Armed to the Teeth

September 3rd, 2020 - by Heather McCracken / The Rand Corporation

Gun Ownership in America

Heather McCracken / The Rand Corporation

 (April 22, 2020) — Information about how many Americans own guns, and how this varies over time and across the United States, is important for understanding the effects of gun laws on firearm ownership and other outcomes, such as firearm homicides, firearm suicides, and mass shootings.

But a key challenge for researchers in this area is that direct measures of state-level firearm ownership exist for only a few years. As a result, studies have relied on proxy measures, such as the proportion of suicides in which a firearm is used.
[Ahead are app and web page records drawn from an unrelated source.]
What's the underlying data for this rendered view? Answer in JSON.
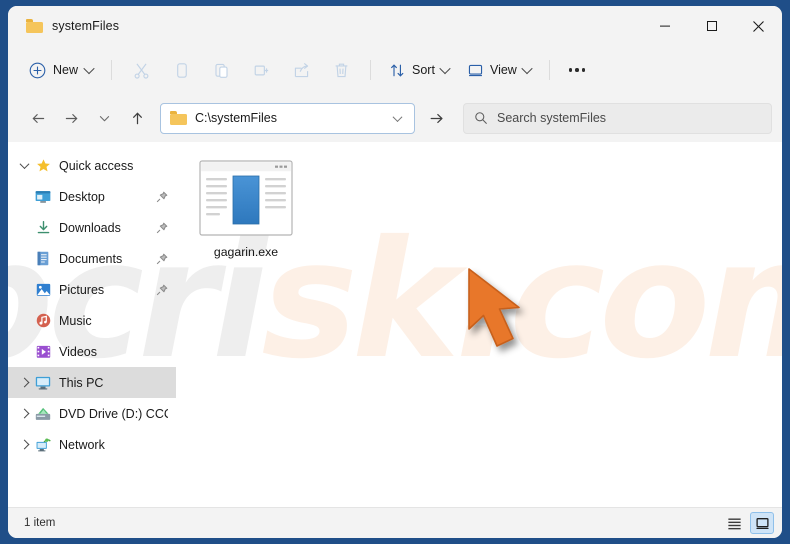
{
  "window": {
    "title": "systemFiles",
    "title_icon": "folder-icon",
    "controls": {
      "minimize": "minimize-icon",
      "maximize": "maximize-icon",
      "close": "close-icon"
    }
  },
  "toolbar": {
    "new_label": "New",
    "new_icon": "plus-circle-icon",
    "actions": [
      {
        "name": "cut",
        "icon": "scissors-icon",
        "enabled": false
      },
      {
        "name": "copy",
        "icon": "copy-icon",
        "enabled": false
      },
      {
        "name": "paste",
        "icon": "paste-icon",
        "enabled": false
      },
      {
        "name": "rename",
        "icon": "rename-icon",
        "enabled": false
      },
      {
        "name": "share",
        "icon": "share-icon",
        "enabled": false
      },
      {
        "name": "delete",
        "icon": "trash-icon",
        "enabled": false
      }
    ],
    "sort_label": "Sort",
    "sort_icon": "sort-arrows-icon",
    "view_label": "View",
    "view_icon": "monitor-icon",
    "overflow_label": "See more",
    "overflow_icon": "ellipsis-icon"
  },
  "address": {
    "back_icon": "arrow-left-icon",
    "forward_icon": "arrow-right-icon",
    "recent_icon": "chevron-down-icon",
    "up_icon": "arrow-up-icon",
    "path": "C:\\systemFiles",
    "path_icon": "folder-icon",
    "dropdown_icon": "chevron-down-icon",
    "refresh_icon": "arrow-right-icon"
  },
  "search": {
    "placeholder": "Search systemFiles",
    "icon": "search-icon"
  },
  "nav_pane": {
    "items": [
      {
        "label": "Quick access",
        "icon": "star-icon",
        "twisty": "down",
        "indent": false,
        "pinned": false,
        "selected": false
      },
      {
        "label": "Desktop",
        "icon": "desktop-icon",
        "twisty": "none",
        "indent": true,
        "pinned": true,
        "selected": false
      },
      {
        "label": "Downloads",
        "icon": "download-icon",
        "twisty": "none",
        "indent": true,
        "pinned": true,
        "selected": false
      },
      {
        "label": "Documents",
        "icon": "document-icon",
        "twisty": "none",
        "indent": true,
        "pinned": true,
        "selected": false
      },
      {
        "label": "Pictures",
        "icon": "pictures-icon",
        "twisty": "none",
        "indent": true,
        "pinned": true,
        "selected": false
      },
      {
        "label": "Music",
        "icon": "music-icon",
        "twisty": "none",
        "indent": true,
        "pinned": false,
        "selected": false
      },
      {
        "label": "Videos",
        "icon": "video-icon",
        "twisty": "none",
        "indent": true,
        "pinned": false,
        "selected": false
      },
      {
        "label": "This PC",
        "icon": "this-pc-icon",
        "twisty": "right",
        "indent": false,
        "pinned": false,
        "selected": true
      },
      {
        "label": "DVD Drive (D:) CCCC",
        "icon": "dvd-drive-icon",
        "twisty": "right",
        "indent": false,
        "pinned": false,
        "selected": false
      },
      {
        "label": "Network",
        "icon": "network-icon",
        "twisty": "right",
        "indent": false,
        "pinned": false,
        "selected": false
      }
    ]
  },
  "content": {
    "files": [
      {
        "name": "gagarin.exe",
        "icon": "application-window-icon"
      }
    ]
  },
  "status_bar": {
    "item_count": "1 item",
    "list_view_icon": "list-view-icon",
    "large_icons_view_icon": "large-icons-view-icon",
    "active_view": "large-icons"
  },
  "watermark": {
    "text_gray": "pcri",
    "text_orange": "sk.com"
  },
  "cursor": {
    "name": "mouse-pointer",
    "color": "#e8772a"
  },
  "colors": {
    "frame": "#1f4e88",
    "chrome": "#f3f3f3",
    "accent": "#0f6cbd",
    "selection": "#dcdcdc",
    "address_border": "#a8c3e0"
  }
}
These proxy measures may be strongly influenced by factors other than the rate of gun ownership and may not have a constant relationship with gun ownership over time.

So, to support research in this area, RAND developed a longitudinal database of state-level estimates of household firearm ownership from 1980 to 2016. These estimates are derived from a statistical model that draws on a wide range of survey and administrative data sources associated with household gun ownership. This database was first released in 2020 and is available free to the public.

Researchers can use these annual, state-level measures of household gun ownership rates to test theories about the relationship between gun ownership and crime, injury, and public policy.

Average Gun Ownership, by State

This map presents the average proportion of adults living in a household with a firearm, between 2007 and 2016.

  • Alabama 50%
  • Alaska 59%
  • Arizona 37%
  • Arkansas 50%
  • California 18%
  • Colorado 39%
  • Connecticut 18%
  • Delaware 30%
  • District of Columbia Not estimated
  • Florida 29%
  • Georgia 39%
  • Hawaii 8%
  • Idaho 53%
  • Illinois 24%
  • Indiana 40%
  • Iowa 38%
  • Kansas 43%
  • Kentucky 49%
  • Louisiana 48%
  • Maine 45%
  • Maryland 21%
  • Massachusetts 10%
  • Michigan 35%
  • Minnesota 39%
  • Mississippi 50%
  • Missouri 48%
  • Montana 64%
  • Nebraska 39%
  • Nevada 36%
  • New Hampshire 39%
  • New Jersey 8%
  • New Mexico 39%
  • New York 14%
  • North Carolina 35%
  • North Dakota 55%
  • Ohio 36%
  • Oklahoma 51%
  • Oregon 44%
  • Pennsylvania 37%
  • Rhode Island 11%
  • South Carolina 43%
  • South Dakota5 2%
  • Tennessee 46%
  • Texas 37%
  • Utah 39%
  • Vermont 46%
  • Virginia 37%
  • Washington 34%
  • West Virginia 58%
  • Wisconsin 43%
  • Wyoming 59%

Average Gun Ownership Rate per Household, 2007–2016

This figure displays mean estimated household gun ownership rates for each state for 2007 to 2016. Information on estimated standard errors for each state-year estimate is provided in the full data set.

Change in Household Gun Ownership

This chart presents the annual estimated proportion of adults living in a household with a firearm between 1980 and 2016.

How it works: Hover over or tap on a line on the chart to identify the state and year shown. To view a specific state, type the name into the field below. Up to four states can be selected at a time.

Rate of Household Gun Ownership National Average

This figure displays three-year rolling averages for household gun ownership rates in each state and the nation overall. The estimated standard errors range from 2 to 4 percentage points, depending on the state and year.

Data and Methodology

RAND developed these state-level estimates of household gun ownership using a statistical model that draws on a wide range of survey and administrative data sources. First, a small-area estimation technique was used to create state-level ownership estimates for each of 51 nationally representative surveys assessing household gun ownership rates.

Structural equation modeling was then used to estimate ownership rates from these survey-based estimates and administrative data on firearm suicides, hunting licenses, background checks, and other indicators of gun ownership. The resulting measure represents the proportion of adults living in a household with a firearm in each U.S. state for each year between 1980 and 2016. For more information about how the estimates were developed, or to download the database, see State-Level Estimates of Household Firearm Ownership.

Posted in accordance with Title 17, Section 107, US Code, for noncommercial, educational purposes.